It takes you to hell and back, year after year, in snow and rain and heat. One hundred-percent dependable. Babies and bicycles, cordwood and canoes. Dates and dirt.
And then one day it just leaves you on the side of the road.
I thought of that last night, watching the line of uniformed firefighters and medics pass through the funeral home.
Sometimes you just get left on the side of the road.
And what you have to do then is walk. Just walk. Just keep going where you were going.
I thought of that last night, looking into the eyes of the young man whose “Assistant Chief” badge had the black band around it.
He had known the man in the box since he was a boy. The man had been his first employer, giving him a teen-aged job driving a tow truck. Picking him to be his assistant when he made chief.
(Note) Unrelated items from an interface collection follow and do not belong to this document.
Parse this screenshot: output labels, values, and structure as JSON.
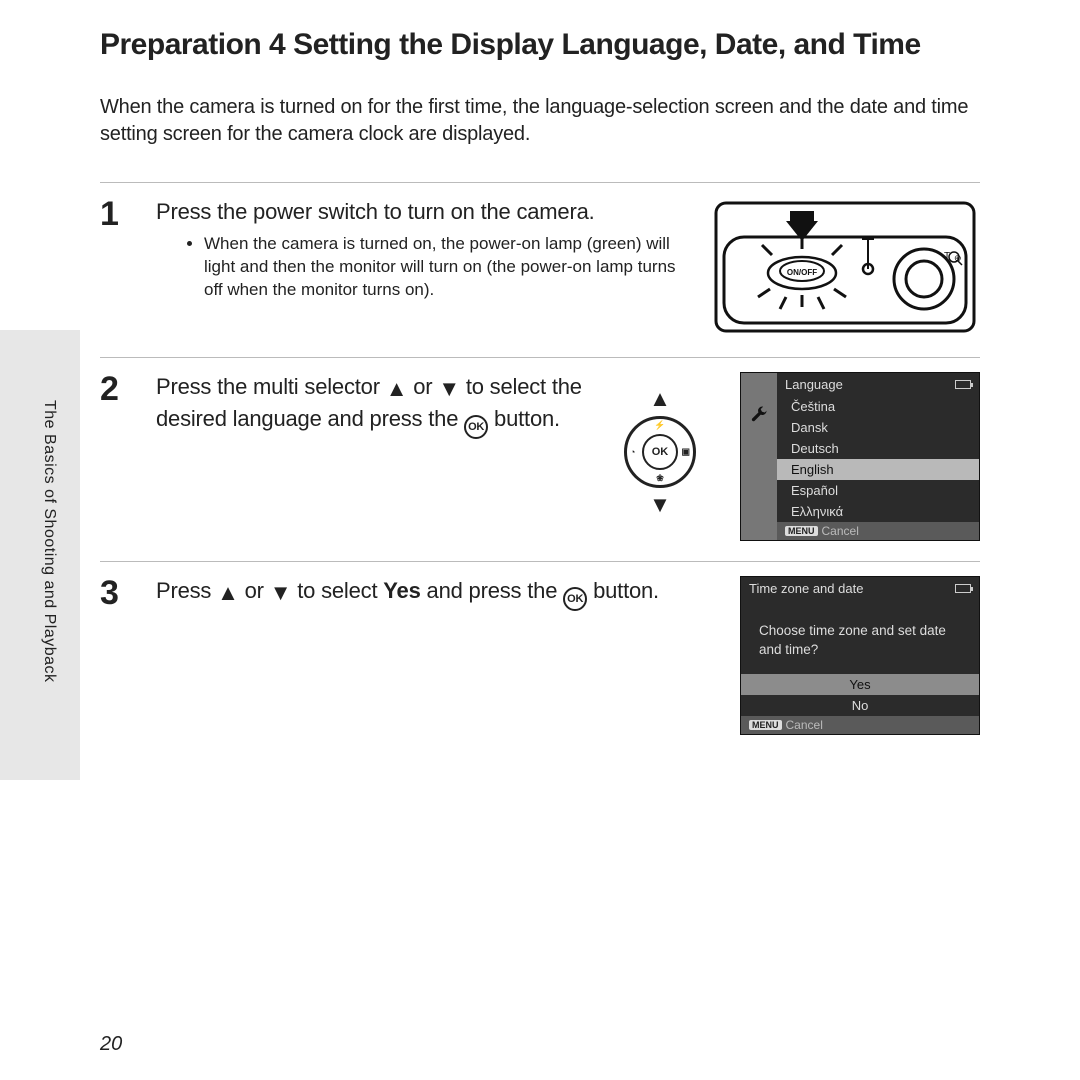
{
  "side_label": "The Basics of Shooting and Playback",
  "page_number": "20",
  "title": "Preparation 4 Setting the Display Language, Date, and Time",
  "intro": "When the camera is turned on for the first time, the language-selection screen and the date and time setting screen for the camera clock are displayed.",
  "steps": {
    "s1": {
      "num": "1",
      "heading": "Press the power switch to turn on the camera.",
      "bullet": "When the camera is turned on, the power-on lamp (green) will light and then the monitor will turn on (the power-on lamp turns off when the monitor turns on).",
      "onoff_label": "ON/OFF"
    },
    "s2": {
      "num": "2",
      "heading_a": "Press the multi selector ",
      "heading_b": " or ",
      "heading_c": " to select the desired language and press the ",
      "heading_d": " button.",
      "ok_label": "OK",
      "tri_up": "▲",
      "tri_down": "▼",
      "selector_ok": "OK",
      "lang_title": "Language",
      "lang_items": [
        "Čeština",
        "Dansk",
        "Deutsch",
        "English",
        "Español",
        "Ελληνικά"
      ],
      "lang_selected_index": 3,
      "cancel_label": "Cancel",
      "menu_pill": "MENU"
    },
    "s3": {
      "num": "3",
      "heading_a": "Press ",
      "heading_b": " or ",
      "heading_c": " to select ",
      "yes_word": "Yes",
      "heading_d": " and press the ",
      "heading_e": " button.",
      "ok_label": "OK",
      "tri_up": "▲",
      "tri_down": "▼",
      "tz_title": "Time zone and date",
      "tz_prompt": "Choose time zone and set date and time?",
      "tz_yes": "Yes",
      "tz_no": "No",
      "cancel_label": "Cancel",
      "menu_pill": "MENU"
    }
  }
}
Years of fellowship and shared service.
They were on the mass-casualty incident together that morning, the bus of handicapped people head-on into a Jeep driven by a friend of the chief. And he had been on the call that night, to the chief’s house, where they discovered him, dead, at his own hand.
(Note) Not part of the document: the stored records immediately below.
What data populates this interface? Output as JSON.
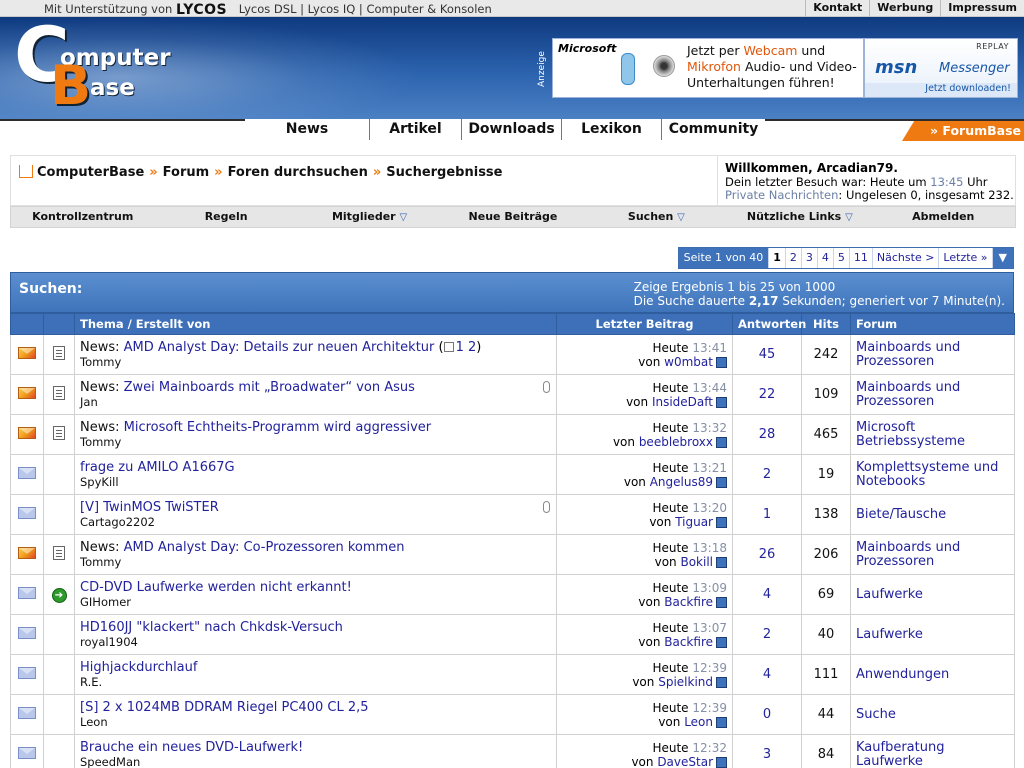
{
  "topbar": {
    "sponsor_prefix": "Mit Unterstützung von",
    "sponsor_brand": "LYCOS",
    "sponsor_links": "Lycos DSL | Lycos IQ | Computer & Konsolen",
    "links": [
      "Kontakt",
      "Werbung",
      "Impressum"
    ]
  },
  "logo": {
    "c": "C",
    "omputer": "omputer",
    "b": "B",
    "ase": "ase"
  },
  "ad": {
    "label": "Anzeige",
    "microsoft": "Microsoft",
    "line1_a": "Jetzt per ",
    "line1_b": "Webcam",
    "line1_c": " und",
    "line2_a": "Mikrofon",
    "line2_b": " Audio- und Video-",
    "line3": "Unterhaltungen führen!",
    "replay": "REPLAY",
    "msn": "msn",
    "messenger": "Messenger",
    "download": "Jetzt downloaden!"
  },
  "nav": {
    "tabs": [
      "News",
      "Artikel",
      "Downloads",
      "Lexikon",
      "Community"
    ],
    "forumbase": "» ForumBase"
  },
  "breadcrumb": {
    "items": [
      "ComputerBase",
      "Forum",
      "Foren durchsuchen",
      "Suchergebnisse"
    ],
    "sep": "»"
  },
  "welcome": {
    "title": "Willkommen, Arcadian79.",
    "last_visit_prefix": "Dein letzter Besuch war: Heute um ",
    "last_visit_time": "13:45",
    "last_visit_suffix": " Uhr",
    "pm_label": "Private Nachrichten",
    "pm_text": ": Ungelesen 0, insgesamt 232."
  },
  "subnav": [
    "Kontrollzentrum",
    "Regeln",
    "Mitglieder",
    "Neue Beiträge",
    "Suchen",
    "Nützliche Links",
    "Abmelden"
  ],
  "pager": {
    "label": "Seite 1 von 40",
    "pages": [
      "1",
      "2",
      "3",
      "4",
      "5",
      "11"
    ],
    "next": "Nächste >",
    "last": "Letzte »"
  },
  "search": {
    "title": "Suchen:",
    "info1": "Zeige Ergebnis 1 bis 25 von 1000",
    "info2_a": "Die Suche dauerte ",
    "info2_b": "2,17",
    "info2_c": " Sekunden; generiert vor 7 Minute(n)."
  },
  "table": {
    "headers": [
      "Thema / Erstellt von",
      "Letzter Beitrag",
      "Antworten",
      "Hits",
      "Forum"
    ],
    "rows": [
      {
        "status": "hot",
        "icon": "doc",
        "prefix": "News: ",
        "title": "AMD Analyst Day: Details zur neuen Architektur",
        "pages": "1 2",
        "author": "Tommy",
        "day": "Heute",
        "time": "13:41",
        "by": "w0mbat",
        "replies": "45",
        "hits": "242",
        "forum": "Mainboards und Prozessoren",
        "attach": false
      },
      {
        "status": "hot",
        "icon": "doc",
        "prefix": "News: ",
        "title": "Zwei Mainboards mit „Broadwater“ von Asus",
        "pages": "",
        "author": "Jan",
        "day": "Heute",
        "time": "13:44",
        "by": "InsideDaft",
        "replies": "22",
        "hits": "109",
        "forum": "Mainboards und Prozessoren",
        "attach": true
      },
      {
        "status": "hot",
        "icon": "doc",
        "prefix": "News: ",
        "title": "Microsoft Echtheits-Programm wird aggressiver",
        "pages": "",
        "author": "Tommy",
        "day": "Heute",
        "time": "13:32",
        "by": "beeblebroxx",
        "replies": "28",
        "hits": "465",
        "forum": "Microsoft Betriebssysteme",
        "attach": false
      },
      {
        "status": "cold",
        "icon": "",
        "prefix": "",
        "title": "frage zu AMILO A1667G",
        "pages": "",
        "author": "SpyKill",
        "day": "Heute",
        "time": "13:21",
        "by": "Angelus89",
        "replies": "2",
        "hits": "19",
        "forum": "Komplettsysteme und Notebooks",
        "attach": false
      },
      {
        "status": "cold",
        "icon": "",
        "prefix": "",
        "title": "[V] TwinMOS TwiSTER",
        "pages": "",
        "author": "Cartago2202",
        "day": "Heute",
        "time": "13:20",
        "by": "Tiguar",
        "replies": "1",
        "hits": "138",
        "forum": "Biete/Tausche",
        "attach": true
      },
      {
        "status": "hot",
        "icon": "doc",
        "prefix": "News: ",
        "title": "AMD Analyst Day: Co-Prozessoren kommen",
        "pages": "",
        "author": "Tommy",
        "day": "Heute",
        "time": "13:18",
        "by": "Bokill",
        "replies": "26",
        "hits": "206",
        "forum": "Mainboards und Prozessoren",
        "attach": false
      },
      {
        "status": "cold",
        "icon": "arrow",
        "prefix": "",
        "title": "CD-DVD Laufwerke werden nicht erkannt!",
        "pages": "",
        "author": "GIHomer",
        "day": "Heute",
        "time": "13:09",
        "by": "Backfire",
        "replies": "4",
        "hits": "69",
        "forum": "Laufwerke",
        "attach": false
      },
      {
        "status": "cold",
        "icon": "",
        "prefix": "",
        "title": "HD160JJ \"klackert\" nach Chkdsk-Versuch",
        "pages": "",
        "author": "royal1904",
        "day": "Heute",
        "time": "13:07",
        "by": "Backfire",
        "replies": "2",
        "hits": "40",
        "forum": "Laufwerke",
        "attach": false
      },
      {
        "status": "cold",
        "icon": "",
        "prefix": "",
        "title": "Highjackdurchlauf",
        "pages": "",
        "author": "R.E.",
        "day": "Heute",
        "time": "12:39",
        "by": "Spielkind",
        "replies": "4",
        "hits": "111",
        "forum": "Anwendungen",
        "attach": false
      },
      {
        "status": "cold",
        "icon": "",
        "prefix": "",
        "title": "[S] 2 x 1024MB DDRAM Riegel PC400 CL 2,5",
        "pages": "",
        "author": "Leon",
        "day": "Heute",
        "time": "12:39",
        "by": "Leon",
        "replies": "0",
        "hits": "44",
        "forum": "Suche",
        "attach": false
      },
      {
        "status": "cold",
        "icon": "",
        "prefix": "",
        "title": "Brauche ein neues DVD-Laufwerk!",
        "pages": "",
        "author": "SpeedMan",
        "day": "Heute",
        "time": "12:32",
        "by": "DaveStar",
        "replies": "3",
        "hits": "84",
        "forum": "Kaufberatung Laufwerke",
        "attach": false
      }
    ]
  }
}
And he stood there last night in his uniform outside the funeral home, the new chief of a heartbroken department, the burden of his responsibility showing in the red of his eyes and the quiver of his voice.
It’s a hard thing to be a hero.
Because you know you’re not.
Because you know that, underneath it all, you are just a frightened child behind a façade. And if you don’t know it, you sometimes suspect it, in moments of doubt and fear and loneliness.
Life is a tough row to hoe, and it’s a fake-it-til-you-make-it business. Except that nobody ever actually makes it.
Though life continues to call on them, and make demands on them. And some rise magnificently to the challenge.
Many of them come in firetrucks, or ambulances, or squad cars.
They are heroes. But they are human. With all the weaknesses and failings to which our kind are susceptible. Sometimes they lie and sometimes they cheat and sometimes they smell of alcohol. But when the tones are heard or the call comes, they stand and deliver. They do what needs to be done. They do the work of the Lord, they answer the prayers of the afflicted, they fight the dragons that need to be fought. In the moment of someone’s greatest need, they answer that need. They can be counted on. No matter what.
But you can’t go to war without getting scarred.
And the biggest hearts have the deepest wounds.
And that’s the price you pay for being your brother’s keeper.
It is a process of tempering that builds strength through heat and pressure. It makes the strongest people, and refines them in psyche and soul.
But sometimes the blade snaps in the forge. And you are left with questions that cannot be answered and pains that cannot be eased.
You are left angry at a brother who has betrayed you, afraid of a fate that may befall you. Confusion on top of grief on top of upset. You, and everybody around you.
I don’t understand suicide, but I’ve looked it in the face.
My uncle the trooper who killed himself in the garage. My mother the depressive who tried repeatedly through life. That time I was 13 and lay down in the snow, thinking it would be like falling asleep.
I don’t understand suicide, and neither does anyone else. The people to whom it made sense are not here to explain it.
But it doesn’t make any difference. There will be no fix. There will be no magic answer or perfect healing. You will be sad and angry and hurt, and it won’t make any sense. And it never will. It just is, and you just are, and life has to be lived.
So you get out, on the side of the road, and you just start walking.
You stand tall, and you march forward. And you remember that when you wear a uniform, you are never alone. There is a brotherhood of the blouse. Your patch, your badge, your soul are like those of the heroes around you. And you never walk alone. You always have your teammates, and you always have the God whose work you truly do.
There may be temptation or confusion that leave you feeling hopeless. There may be clouds of darkness that will not part. There may be the mistaken belief that you are alone and there is no way forward.
Those things are symptoms. Signs of a poisoning for which there is no detector. And if we are wise, when we are amidst these dangers, we will recognize them, and call the mayday, and summon the help of our brothers and sisters.
If you are a first responder, you are part of something bigger, it is you and you are it.
And flaws and fears and foibles are natural parts of it. And all you are asked to do is to run as far as you can. And when you can’t run anymore, then you can’t run anymore. There is no weakness or shame, there is only the reality of life, and our only judge is God.
And our prayer is that it doesn’t end this way.
But sometimes it does.
And you are in the line outside the funeral home. And it is your badge with the black band on it. And you are wondering what to learn and what to say and what to do.
(Bob Lonsberry is an award-winning newspaper, radio and television reporter, broadcaster and columnist. He is an Army veteran and lives in Livingston County. He can be heard each midday on WHAM AM 1180 in Rochester. You can email him at [email protected])